Light at the End of the PD Primaries Tunnel
ROME - Yes, Pier Luigi Bersani has triumphed, walking away with 63.45% of the votes in Sunday's primaries run-off for leadership of the Partito Democratico (PD). "What a splendid day for democracy," crowed Bersani. If so, ironically, this was in good part thanks to Bersani's far younger rival, Matteo Renzi. Although Renzi won only 36.48%, his style and presence has changed the very nature of Italian political discourse. It was not only that Renzi, 37, showed - better, flaunted - his youthful mind- set by conceding to 61-year-old Bersani in a Twitter message. Here are instances of other important changes in a political horizon more accustomed to stagnation:
Although the Partito Democratico, born out of the ashes of the old Communist party (PCI),held a liberal and social democratic element from the outset, it had drifted backward in the direction of the old-style synergic coalition of hard-core labor flanked by serious post-Marxists and leftist Catholics. Sensing this, at the keenest point of their rivalry Bersani commented slyly (and disapprovingly) that Renzi declined to attack the "Destra" (the Rightists). But elsewhere commentators found this praiseworthy, because, they said, the PD will never be the same again: its base of support has been broadened to incorporate the heirs of the wartime Partito d'Azione and its progressive heritage in the postwar era. This, perhaps the most important result of the PD primaries, should make that party more appealing in the coming national general elections, even to some of those who had previously backed Silvio Berlusconi.
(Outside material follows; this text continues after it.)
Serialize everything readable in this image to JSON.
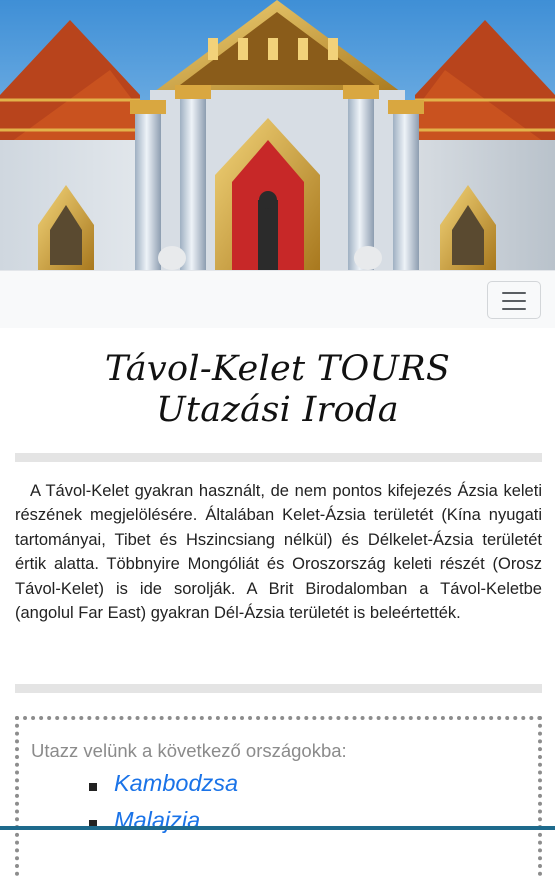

The democracy factor - the generally civilized public exchange of points of view between adversaries of the same party - was almost universally noted, with admiration. Bersani had the merit of having chosen a tough road; he was willing to hold the primaries against an adversary who was running to win, and might have. "The primaries showed great vitality," boasted the Piedmontese PD regional secretary, Gianfranco Morgando, while also admitting his pleasure that the last-minute petty squabbles between the more conservatice, traditional Bersani and the more innovative Renzi did not damage the outcome.
Not least, Beppe Grillo's shout them down and shock'em strategy worked for a time, but Renzi's more reasonable, and more democratic, protests, aired in public in a rational fashion, captured the limelight and the political imagination. "Until now we've seen two types of protest," said Dario Franceschini, a PD leader. "There's the anti-system abstentionism advocated by Grillo, and there's the complete renouncing of interest in politics, to be left to the technicians. The primaries showed the existence of another way to react to the disappointment and lack of confidence that have been characterizing Italian politics." Let's hope the Partito della Liberta' (PdL) gets the message, he added.
That party too is slated to hold primaries, but continues to be split between those touting for them, led by Angelino Alfano, the PdL party secretary. AP called that party a "shambles," and that is the correct word. Alfano is at odds with Berlusconi one day and best friends the next. Berlusconi is still hostile to primaries, which Alfano and others want, and is still agonizing over whether or not to create a new party. He is also still threatening to bring down the emergency government led by economist Mario Monti.
Given the meltdown of Berlusconi's once-mighty PdL, Bersani's PD is counted upon to prevail in future elections for Parliament, with a fair chance that Bersani himself may succeed Monti as premier. However, depending upon the shape of the still unreformed election law called, insultingly, the "Porcellum" (Pig Law), the PD may need coalition partners. The most likely in that case is Pier Ferdinando Casini, leader of a centrist Catholic-oriented party. As for Monti himself, he is being cagy about the future - but no one is counting him out of the picture; while not a politicians he has brightened Italy's reputation in the rest of the world and remains the single most popular public figure in Italy. Polls last month showed that, although his popularity has dropped from the 60+% of last year, it is now around 50%, exceptionally high after thirteen months in office. As YouTrend points out (see: www.youtrend.it/fiducia-mario-monti), when the spread between Germany interest rates on long-term bonds drops, confidence in Monti surges upward and vice versa.
Predictions are that, if Monti does not succeed himself as premier or accept a top slot in a future Bersani cabinet, he will be boosted upward into an important job within the European political firmament, where Mario Draghi already holds the keys to the European Central Bank. Just as Monti has softened European and U.S. views on Italy's capacity to ride out the recession, Draghi has initiated policies recognized as having improved euro money market conditions and eased tensions on the financial markets. There may het be light at the end of the tunnel and, if so, Monti and Draghi are holding the floodlights while Bersani and Renzi, who are almost obliged to continue in tandem, are bringing more light into the picture.